Carotid artery stenting (CAS) is as effective over the long term for high-risk patients as a surgery called endarterectomy, according to a study published this week in the New England Journal of Medicine.

However, the studies authors note that carotid endarterectomy (CEA) — the surgical removal of plaque from the artery — will continue to be the treatment of choice for the 70% to 80% of the patients who are not classified as high-risk.

According to the study, three-year data from the Stenting and Angioplasty with Protection in Patients at High Risk for Endarterectomy (SAPPHIRE) study in patients with severe blocked carotid arteries, the main blood vessels in the neck leading to the brain, who underwent carotid artery stenting with the Precise Nitinol Stent and the Angioguard Emboli Capture Guidewire both developed by the Cordis (Miami Lakes, Florida) unit of Johnson & Johnson (New Brunswick, New Jersey) — were comparably protected from stroke, heart attack, death, and repeat revascularization procedures as patients who underwent the surgical endarterectomy procedure.

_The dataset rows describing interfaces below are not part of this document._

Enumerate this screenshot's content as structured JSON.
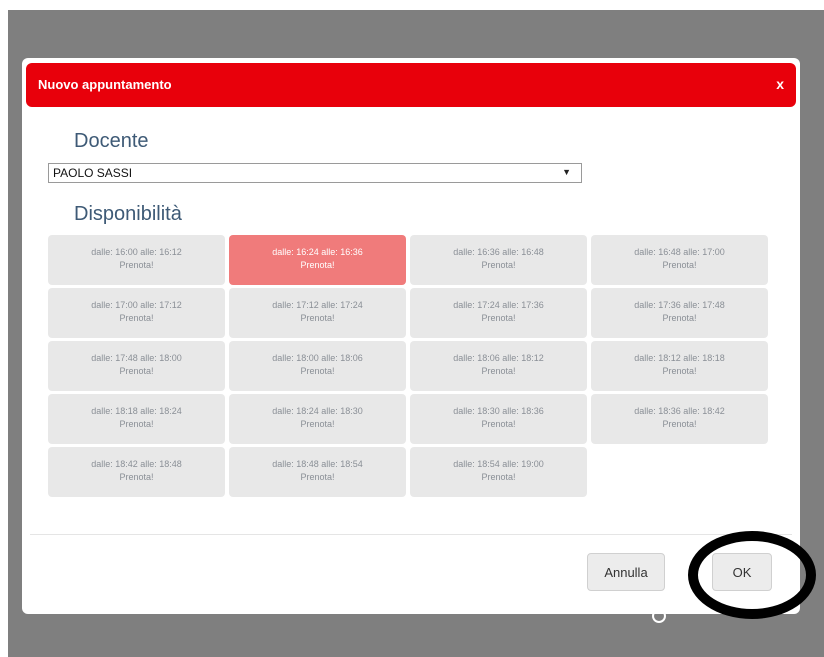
{
  "modal": {
    "title": "Nuovo appuntamento",
    "close_label": "x"
  },
  "docente": {
    "label": "Docente",
    "selected": "PAOLO SASSI"
  },
  "disponibilita": {
    "label": "Disponibilità",
    "slots": [
      {
        "range": "dalle: 16:00 alle: 16:12",
        "action": "Prenota!"
      },
      {
        "range": "dalle: 16:24 alle: 16:36",
        "action": "Prenota!",
        "selected": true
      },
      {
        "range": "dalle: 16:36 alle: 16:48",
        "action": "Prenota!"
      },
      {
        "range": "dalle: 16:48 alle: 17:00",
        "action": "Prenota!"
      },
      {
        "range": "dalle: 17:00 alle: 17:12",
        "action": "Prenota!"
      },
      {
        "range": "dalle: 17:12 alle: 17:24",
        "action": "Prenota!"
      },
      {
        "range": "dalle: 17:24 alle: 17:36",
        "action": "Prenota!"
      },
      {
        "range": "dalle: 17:36 alle: 17:48",
        "action": "Prenota!"
      },
      {
        "range": "dalle: 17:48 alle: 18:00",
        "action": "Prenota!"
      },
      {
        "range": "dalle: 18:00 alle: 18:06",
        "action": "Prenota!"
      },
      {
        "range": "dalle: 18:06 alle: 18:12",
        "action": "Prenota!"
      },
      {
        "range": "dalle: 18:12 alle: 18:18",
        "action": "Prenota!"
      },
      {
        "range": "dalle: 18:18 alle: 18:24",
        "action": "Prenota!"
      },
      {
        "range": "dalle: 18:24 alle: 18:30",
        "action": "Prenota!"
      },
      {
        "range": "dalle: 18:30 alle: 18:36",
        "action": "Prenota!"
      },
      {
        "range": "dalle: 18:36 alle: 18:42",
        "action": "Prenota!"
      },
      {
        "range": "dalle: 18:42 alle: 18:48",
        "action": "Prenota!"
      },
      {
        "range": "dalle: 18:48 alle: 18:54",
        "action": "Prenota!"
      },
      {
        "range": "dalle: 18:54 alle: 19:00",
        "action": "Prenota!"
      }
    ]
  },
  "footer": {
    "cancel_label": "Annulla",
    "ok_label": "OK"
  },
  "colors": {
    "header": "#e8000b",
    "selected_slot": "#f07b7b",
    "slot": "#e8e8e8"
  }
}
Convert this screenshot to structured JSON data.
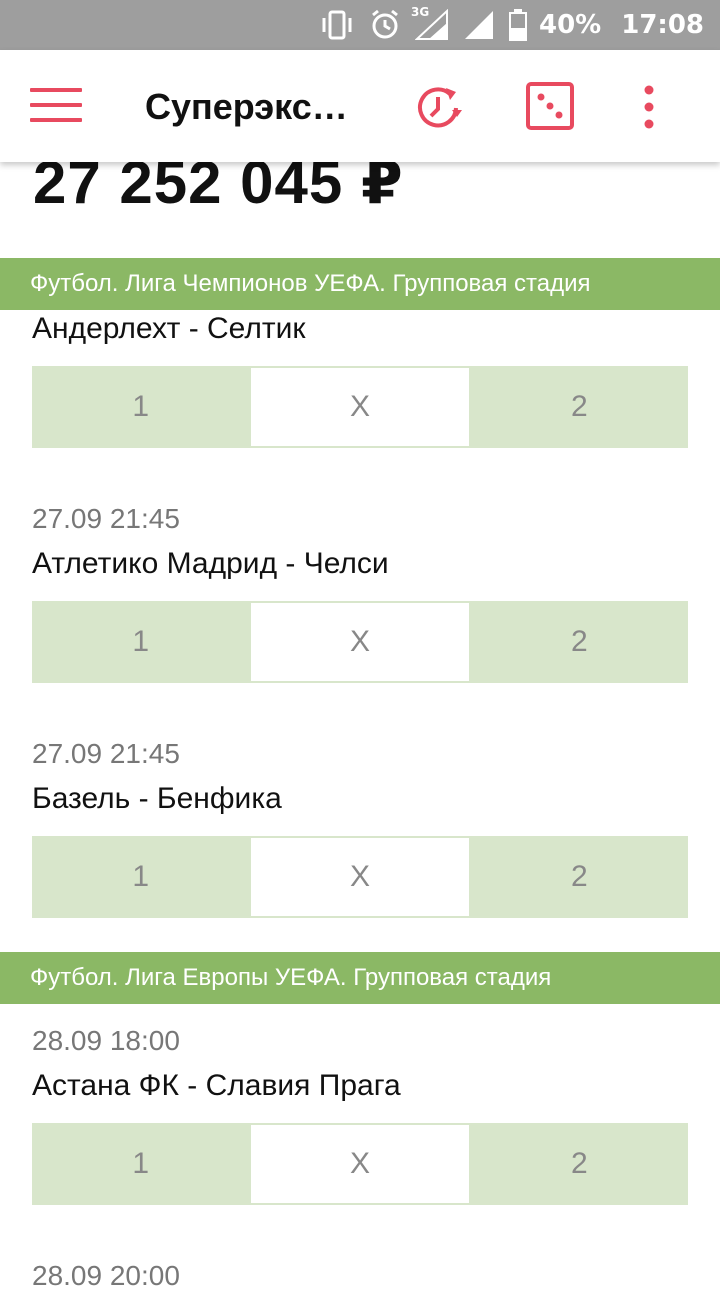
{
  "status_bar": {
    "network": "3G",
    "battery": "40%",
    "time": "17:08"
  },
  "app_bar": {
    "title": "Суперэкс…",
    "icons": [
      "menu-icon",
      "history-clock-icon",
      "dice-icon",
      "more-vert-icon"
    ]
  },
  "jackpot": {
    "amount": "27 252 045 ₽"
  },
  "leagues": [
    {
      "name": "Футбол. Лига Чемпионов УЕФА. Групповая стадия",
      "matches": [
        {
          "date": "",
          "teams": "Андерлехт - Селтик",
          "outcomes": [
            "1",
            "X",
            "2"
          ]
        },
        {
          "date": "27.09 21:45",
          "teams": "Атлетико Мадрид - Челси",
          "outcomes": [
            "1",
            "X",
            "2"
          ]
        },
        {
          "date": "27.09 21:45",
          "teams": "Базель - Бенфика",
          "outcomes": [
            "1",
            "X",
            "2"
          ]
        }
      ]
    },
    {
      "name": "Футбол. Лига Европы УЕФА. Групповая стадия",
      "matches": [
        {
          "date": "28.09 18:00",
          "teams": "Астана ФК - Славия Прага",
          "outcomes": [
            "1",
            "X",
            "2"
          ]
        },
        {
          "date": "28.09 20:00",
          "teams": "",
          "outcomes": []
        }
      ]
    }
  ],
  "colors": {
    "accent": "#e84a5f",
    "league_bar": "#8bb865",
    "odds_cell": "#d8e6cb",
    "status_bar": "#9e9e9e"
  }
}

The report describes a three-year follow-up of the SAPPHIRE study — funded by Cordis — that compared stenting with endarterectomy in 334 people who had narrowing of the carotid artery and were at high risk of complications from surgery.

Data on 260 of the participants showed that the incidence of heart attacks, strokes and death was about the same in the two groups, occurring in 24.6% (41 of the 167 patients) of those who were stented and 26.9% (45 of 167 patients) of those who had surgery.

There was no statistical significance between these groups. A procedure to re-open the blocked arteries (target-vessel revascularization) was infrequent in both groups. The pre-specified major secondary endpoint at three years was a composite of death, stroke, or myocardial infarction within 30 days after the procedure or death or ipsilateral stroke (occurring on the same side) between 31 days and three years.

"Patients who are undergoing a procedure want to know that they'll be protected long-term from stroke, and that the procedure is safe," Hitinder Gurm, MD, at interventional cardiologist at the University of Michigan (UM; Ann Arbor) and the study's lead author, told Medical Device Daily. "This is the first study to suggest that stents do just as well long-term as surgery, in high-risk patients."

While he views the result as a positive, Gurm took a conservative stance on the study's implication. He said that the surgical approach would still be better for the majority of patients at this time who are not high-risk candidates "Surgery has been around for 50 years — it's better to go with something you know more about," he said.

And so for translating the benefits of CAS to a broader patient population, Gurm said, "We don't have the data now."

However, he said that his personal bias as an interventional cardiologist leads him to believe "that probably [carotid] stenting will replace endarterectomy, but we just don't know that yet."

Participants were at high risk because of the location of the potential blockage (either very high or very low in the carotid artery); because they had radiation therapy; or because they had undergone a previous endarterectomy, Gurm said. Someone with very serious heart or lung disease might also be at risk from surgery, he said.

Senior study senior author Donald Cutlip, MD, an associate professor of medicine at Harvard Medical School (Boston) agreed with Gurm concerning how far the procedure should be extended to patients. It's not yet possible to extend the SAPPHIRE results to people who are not at high risk.

"You can't answer that question on the basis of our study," Cutlip said. "What we can say is that the results are similar in high-risk patients at one-year and now at three-year outcomes."

"Clinical trials are now under way to determine the relative risks and benefits of stenting and endarterectomy in average-surgical-risk patients, and to compare different stent procedures," said Gurm, noting that two such trials are under way at UM.

Gurm said he believes that the trial that could really break things open for carotid stenting is the National Institute of Neurological Disorders and Stroke (NINDS; Bethesda, Maryland)-sponsored trial known as the Carotid Revascularization Endarterectomy Stenting Trial (CREST). The study randomized moderate-risk, symptomatic patients to either CEA or CAS. Patients in the latter arm received the Acculink stent and the Accunet embolic protection device, both manufactured by the company formerly known as Guidant.

A total of 2,332 patients from 60 North American centers were enrolled in CREST, though that study was delayed from its intended commencement date of 1999 until 2000 and has suffered interminable delays. Gurm said he expects to see results from this study in the next two to three years.

Until then, the resolution of the controversy of CEA vs. CAS in moderate-risk, symptomatic patients will be delayed a bit longer.

So, in the meantime, Gurm said that the use of carotid stenting by physicians should be limited.

"Outside of trials, I do not think a person with average surgical risk should undergo stenting. But for high-risk patients, we can now be certain that they will have a similar long-term outcome from stenting as they would have had from surgery."

While the company certainly hopes that CAS will eventually be available to a broader patient population, Sidney Cohen, MD, PhD, VP of Clinical Research at Cordis, said that the current long-term study results of SAPPHIRE "are important to the approximately one-third of patients who have severe carotid artery stenosis and require a less invasive, but effective treatment option, because they are poor candidates for surgery."